The Rev. Jeremiah Wright said an attack on him was an attack on the black church. On a very basic level of that premise, I agree with him. The black church-just like black people-does not represent a monolithic experience. On Sunday, black folks hear a variety of sermons in a variety of ministry styles. We have prosperity ministries, Baptist ministries, sanctified ministries and just like the style of Rev. Wright, we have activist ministries. We have a variety of ministries to choose from to meet our spiritual needs.
In addition to spiritual needs, our community is also in dire need of role models. So when Sen. Barack Obama becomes president (I’m claiming it already), I hope his two young daughters Malia (9) and Sasha (6) will become role models for all young girls all over the country-and especially for young black girls.
I had been watching the news reports of Sen. Obama campaigning in Indiana with his family this past weekend. What I noted most is the manner in which his daughters acted and dressed. They aren’t the sassy, smart-mouthed image of black girls, portrayed far too often on TV sit-com shows featuring black families. Instead, in both stature and behavior, they are two little black girls who have been permitted to be young children by parents who are not putting them in outfits with “JUICY” written across their butts.
What caused me to see the need for the Obama girls to be the future role models for our young black girls in particular? Well, it was a news report over the same weekend that told of five young women from the West Side who, even though gas is almost $4 a gallon, drove through Austin, then Oak Park, then River Forest and finally into Maywood to rob a store. The owner of the store was suspicious when two of the girls walked in, so she used an electronic lock to lock them in the store.
According to published reports, those two girls then called their friends who used a bat and a golf club to bust out the door, and they all drove off in the getaway car. They then subsequently crashed the car and, true-to-form, abandoned the vehicle and left behind the 7-month-old baby of one of the robbers-to-be (motherhood sure ain’t what it used to be!).
Arrested were Lakenyal Lee, 26, of 1101 N. Springfield Ave.; Devonique Thompson, 20, of 4127 W. Jackson Blvd.; Tyshyra Hines, 17, of 1030 N. Avers Ave.; Tamara Carter, 19, of 3829 W. Wilcox St.; and Britney Davis, 21, of 707 S. Campbell. Now those five individuals, who range in age from just-being-allowed-to-ignore-curfew to one-who-surely-by-now-should-know-better, are becoming the joke of the Internet message boards and blogs.
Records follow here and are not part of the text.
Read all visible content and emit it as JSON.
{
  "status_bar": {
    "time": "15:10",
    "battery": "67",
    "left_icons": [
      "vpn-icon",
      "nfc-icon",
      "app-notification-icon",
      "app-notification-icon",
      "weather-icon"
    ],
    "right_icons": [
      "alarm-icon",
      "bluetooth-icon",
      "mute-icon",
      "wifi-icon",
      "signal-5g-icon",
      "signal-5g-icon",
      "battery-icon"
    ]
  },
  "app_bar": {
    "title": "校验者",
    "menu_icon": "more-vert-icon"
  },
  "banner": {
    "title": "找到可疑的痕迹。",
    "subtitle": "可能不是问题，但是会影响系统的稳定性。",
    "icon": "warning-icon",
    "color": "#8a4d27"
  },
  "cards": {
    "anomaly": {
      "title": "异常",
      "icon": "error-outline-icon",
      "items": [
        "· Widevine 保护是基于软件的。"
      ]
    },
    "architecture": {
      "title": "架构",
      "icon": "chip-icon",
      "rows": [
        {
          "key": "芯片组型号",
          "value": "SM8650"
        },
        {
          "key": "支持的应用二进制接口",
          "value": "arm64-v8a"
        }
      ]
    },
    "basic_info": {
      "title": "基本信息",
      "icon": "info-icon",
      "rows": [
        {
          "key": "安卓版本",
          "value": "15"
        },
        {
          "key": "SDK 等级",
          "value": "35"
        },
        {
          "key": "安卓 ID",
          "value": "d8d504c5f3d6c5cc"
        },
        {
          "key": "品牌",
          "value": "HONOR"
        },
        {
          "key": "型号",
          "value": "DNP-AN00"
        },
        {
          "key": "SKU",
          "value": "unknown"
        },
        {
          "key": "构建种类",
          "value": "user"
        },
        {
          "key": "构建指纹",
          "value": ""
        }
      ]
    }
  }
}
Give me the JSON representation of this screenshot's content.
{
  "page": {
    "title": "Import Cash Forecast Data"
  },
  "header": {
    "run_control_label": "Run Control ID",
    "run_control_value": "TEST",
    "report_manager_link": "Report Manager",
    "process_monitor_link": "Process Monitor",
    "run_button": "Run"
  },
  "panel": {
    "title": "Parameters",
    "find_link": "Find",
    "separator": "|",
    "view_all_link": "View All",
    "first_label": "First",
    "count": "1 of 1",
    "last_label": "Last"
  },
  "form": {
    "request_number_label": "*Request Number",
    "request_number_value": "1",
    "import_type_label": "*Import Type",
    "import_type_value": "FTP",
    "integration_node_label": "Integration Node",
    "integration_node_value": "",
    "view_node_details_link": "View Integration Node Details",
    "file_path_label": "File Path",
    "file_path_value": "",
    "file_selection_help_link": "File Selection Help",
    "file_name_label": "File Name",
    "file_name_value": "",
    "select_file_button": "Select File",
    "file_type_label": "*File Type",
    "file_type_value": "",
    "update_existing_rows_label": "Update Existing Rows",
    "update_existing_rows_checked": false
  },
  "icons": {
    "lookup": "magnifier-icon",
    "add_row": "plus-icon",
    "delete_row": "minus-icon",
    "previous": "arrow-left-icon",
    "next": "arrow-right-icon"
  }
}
Those websites not only give people who read the news report a chance to comment on the content of the story, people can also comment on anything they want. The most fun has been about the first names of those girls. Now I don’t have a problem with the names. My problem is that if you give your child a unique name, then make sure if that name hits the newspaper, it’s for something positive and not negative.
We do a lot of talking in the black community about the power of the black church. I don’t know those girls, but I would bet my last dime that each and every one of them has family members-or they themselves-attend or have attended a black church, probably right here on the West Side.
Now if those five females had just done something to contribute to society, graduated with honors from college or done anything positive, I am sure the ministers at their family churches would be singing their praises from the pulpit. Something like: “Sister Lee’s granddaughter Lakenyal has just graduated from Spellman. Let the church give her an amen,” or an announcement in the church bulletin “that the church congratulates the Hines family on Tyshyra’s acceptance into the pre-med training program at Howard University.”
But those aren’t the reasons these girls got their names in the paper. So if the black church, which is now under intense scrutiny because of Rev. Wright, doesn’t begin to speak out in harsh tones when its parishioners’ children or grandchildren create havoc in our community, then the black church loses it credibility. Will there be a message from the pulpit that tells the congregation that “Devonique Thompson has brought shame to this church family and the Thompson family in getting arrested for trying to rob a store,” for example? How about an announcement in the church bulletin about the arrest of Tamara Carter or Britney Davis?
Rev. Jeremiah Wright represents one aspect of the black church. When you attack him as a reverend, you are attacking the black church experience. The black church is the last of the strong institutions we have in the black community. When it says and does nothing to stem the tide of violence and mayhem that comes from the households of its members, then it is as much to blame as those who wreak the havoc.
As for those Obama girls, I hope they become the model to which all our young girls aspire. Those five would-be robbers have already proven they needed one!